An Introductory Guide to Sinonasal Tumors
Sinonasal tumors, accounting for approximately three percent of all tumors of the upper respiratory tract, is a rare disorder that usually develops in the nasal cavity or nasal sinuses. Identifying the specific site of a sinonasal tumor is difficult because of the contiguity of nasal cavities with paranasal sinuses. A malignant sinonasal tumor is a cancerous growth inside sinus passage or nasal cavity, and it can invade healthy tissue and spread to distant parts. It may develop in any area inside the nose or sinuses, including the nerves, bones, blood vessels, and cartilages. If the condition is left unchecked, it may hamper the breathing and the senses of smell and vision.
Shedding more light on the subject, this blog provides an overview of the types of sinonasal tumors, its symptoms, and treatment. Let’s take a look.
Types of Sinonasal Tumors
Different types of tumors can form in the nose or sinuses. The list includes:
- Sinonasal Undifferentiated Carcinoma(SNUC)
- Squamous cell carcinoma
- Inverted papillomas
- Giant cell tumor
- Metastatic carcinoma
- Transitional cell carcinoma
- Adenoid cystic carcinoma
Symptoms and Diagnosis
Individuals with sinonasal tumor often complaint of nasal obstruction, frequent nosebleeds, headache, nasal discharge and facial pain. In certain cases, the patient may also experience neurologic deficits and facial swelling, and possible changes in vision.
The diagnosis of sinonasal tumor starts with a thorough review of the patient’s medical history, which is followed by a physical examination. The doctor may also ask the patient to undergo MRI and/or CT scan to find the tumor and check for the presence of metastases.
NOTE: A biopsy is necessary for the final diagnosis of the disease.

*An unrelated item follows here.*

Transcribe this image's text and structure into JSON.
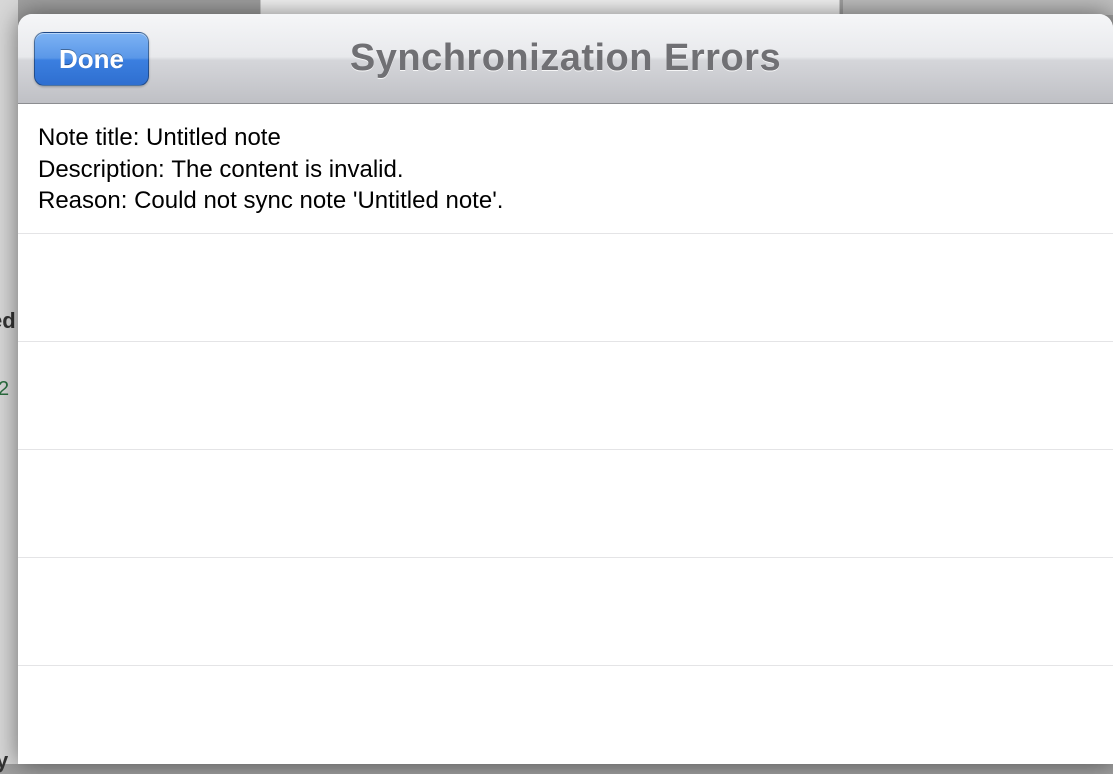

To treat sinonasal tumors, doctors may prescribe a radiation therapy as a primary therapy, or as an adjunct to the surgery being done for tumor resection and getting negative margins. It is often the primary treatment for patients who might not be medically stable for surgery, or for tumors that are surgically unresectable.
If the tumor is advanced stage (T3 or T4), the doctor may recommend a combination of surgery and adjuvant therapy that can be with or without chemotherapy. The therapy has a cytoreductive effect that relieves pain and is given to patients who have a high risk of recurrence, or in the case of extracapsular spread within the regional metastases.
Last Few Words
There are different treatment options for patients with sinonasal cancer, but majority of them have to undergo at minimum a biopsy for diagnosis and then depending on the type of tumor they may need surgery with postoperative radiation. The doctor plans the treatment on a case-by-case basis, depending on the extent and location of the tumor. If you are diagnosed with sinonasal tumor or have been experiencing any of the symptoms, get in touch with Dr. Kuperan at Houston Advanced Nose and Sinus. You may call us at 713-791-0700 or schedule an appointment by clicking here.